=== Begin Enclosure ===

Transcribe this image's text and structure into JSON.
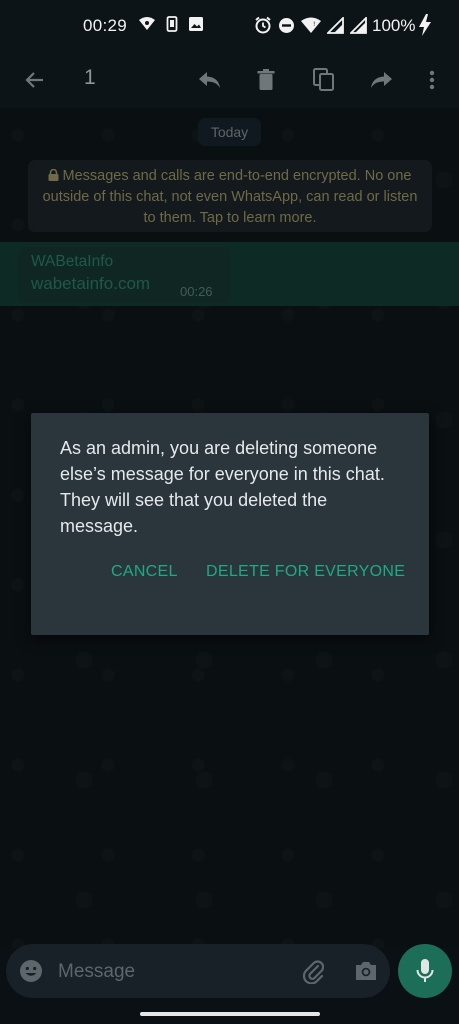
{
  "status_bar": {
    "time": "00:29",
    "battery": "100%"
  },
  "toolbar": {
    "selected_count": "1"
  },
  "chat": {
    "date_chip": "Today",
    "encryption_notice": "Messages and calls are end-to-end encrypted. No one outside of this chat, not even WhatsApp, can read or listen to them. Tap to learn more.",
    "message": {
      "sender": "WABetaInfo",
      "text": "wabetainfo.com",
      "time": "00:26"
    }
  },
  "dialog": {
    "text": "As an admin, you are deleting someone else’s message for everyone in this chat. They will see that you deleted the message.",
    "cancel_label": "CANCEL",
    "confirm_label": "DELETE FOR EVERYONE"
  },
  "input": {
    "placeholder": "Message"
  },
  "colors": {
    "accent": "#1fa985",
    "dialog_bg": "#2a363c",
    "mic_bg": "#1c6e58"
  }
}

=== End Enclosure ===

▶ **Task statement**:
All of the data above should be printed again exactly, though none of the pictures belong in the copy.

▶ **Exercise answer**:
Transcribe this image's text and structure into JSON.
{
  "status_bar": {
    "time": "00:29",
    "battery": "100%"
  },
  "toolbar": {
    "selected_count": "1"
  },
  "chat": {
    "date_chip": "Today",
    "encryption_notice": "Messages and calls are end-to-end encrypted. No one outside of this chat, not even WhatsApp, can read or listen to them. Tap to learn more.",
    "message": {
      "sender": "WABetaInfo",
      "text": "wabetainfo.com",
      "time": "00:26"
    }
  },
  "dialog": {
    "text": "As an admin, you are deleting someone else’s message for everyone in this chat. They will see that you deleted the message.",
    "cancel_label": "CANCEL",
    "confirm_label": "DELETE FOR EVERYONE"
  },
  "input": {
    "placeholder": "Message"
  },
  "colors": {
    "accent": "#1fa985",
    "dialog_bg": "#2a363c",
    "mic_bg": "#1c6e58"
  }
}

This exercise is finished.